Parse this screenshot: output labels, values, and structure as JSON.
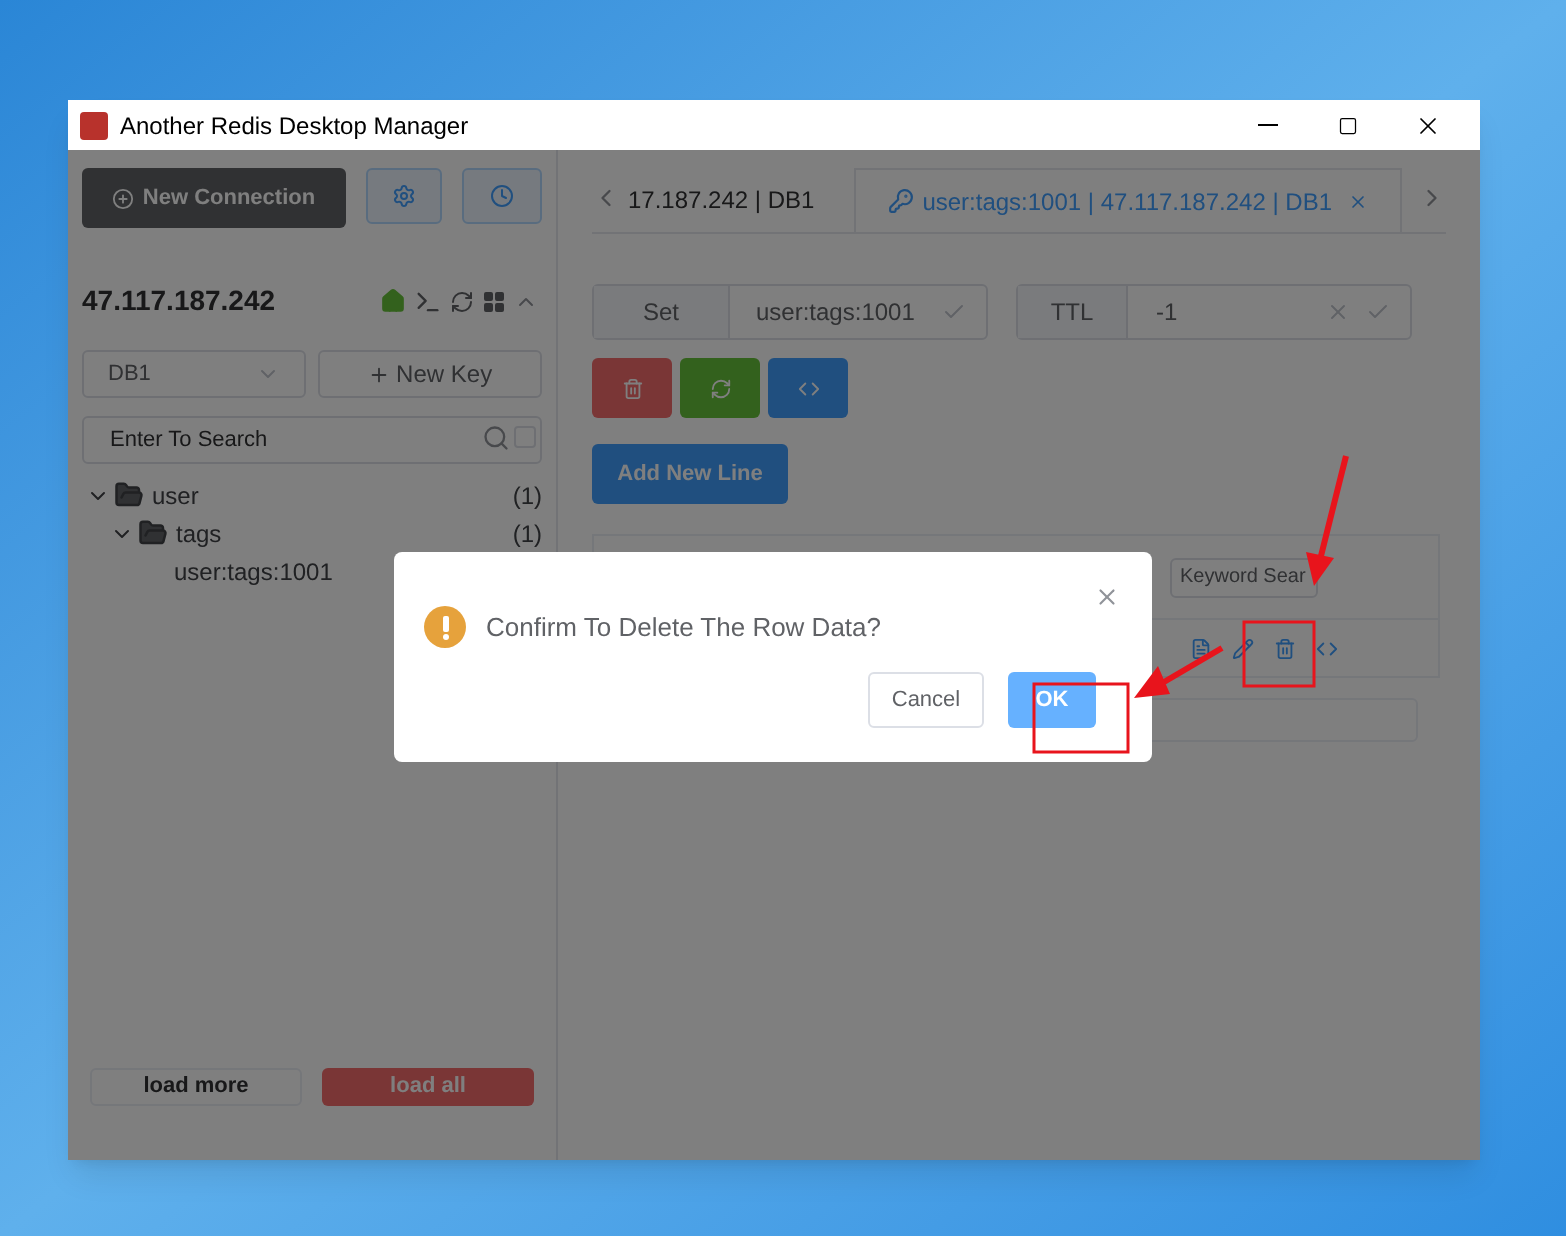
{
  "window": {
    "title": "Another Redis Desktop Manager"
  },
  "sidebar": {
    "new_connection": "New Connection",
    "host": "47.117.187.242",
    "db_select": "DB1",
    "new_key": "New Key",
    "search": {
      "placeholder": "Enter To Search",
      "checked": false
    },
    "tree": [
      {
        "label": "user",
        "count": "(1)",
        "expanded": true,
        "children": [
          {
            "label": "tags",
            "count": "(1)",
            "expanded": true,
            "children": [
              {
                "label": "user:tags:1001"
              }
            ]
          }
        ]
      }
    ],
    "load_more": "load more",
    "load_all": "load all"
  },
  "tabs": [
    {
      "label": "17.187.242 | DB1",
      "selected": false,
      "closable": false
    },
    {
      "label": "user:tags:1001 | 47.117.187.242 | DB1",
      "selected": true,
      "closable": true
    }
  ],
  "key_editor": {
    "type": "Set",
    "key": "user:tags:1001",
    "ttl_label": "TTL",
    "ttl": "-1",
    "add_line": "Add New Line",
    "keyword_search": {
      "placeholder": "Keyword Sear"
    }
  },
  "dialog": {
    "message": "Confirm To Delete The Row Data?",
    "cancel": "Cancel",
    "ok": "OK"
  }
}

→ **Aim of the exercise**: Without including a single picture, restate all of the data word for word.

→ **Answer for this exercise**:
Parse this screenshot: output labels, values, and structure as JSON.
{
  "window": {
    "title": "Another Redis Desktop Manager"
  },
  "sidebar": {
    "new_connection": "New Connection",
    "host": "47.117.187.242",
    "db_select": "DB1",
    "new_key": "New Key",
    "search": {
      "placeholder": "Enter To Search",
      "checked": false
    },
    "tree": [
      {
        "label": "user",
        "count": "(1)",
        "expanded": true,
        "children": [
          {
            "label": "tags",
            "count": "(1)",
            "expanded": true,
            "children": [
              {
                "label": "user:tags:1001"
              }
            ]
          }
        ]
      }
    ],
    "load_more": "load more",
    "load_all": "load all"
  },
  "tabs": [
    {
      "label": "17.187.242 | DB1",
      "selected": false,
      "closable": false
    },
    {
      "label": "user:tags:1001 | 47.117.187.242 | DB1",
      "selected": true,
      "closable": true
    }
  ],
  "key_editor": {
    "type": "Set",
    "key": "user:tags:1001",
    "ttl_label": "TTL",
    "ttl": "-1",
    "add_line": "Add New Line",
    "keyword_search": {
      "placeholder": "Keyword Sear"
    }
  },
  "dialog": {
    "message": "Confirm To Delete The Row Data?",
    "cancel": "Cancel",
    "ok": "OK"
  }
}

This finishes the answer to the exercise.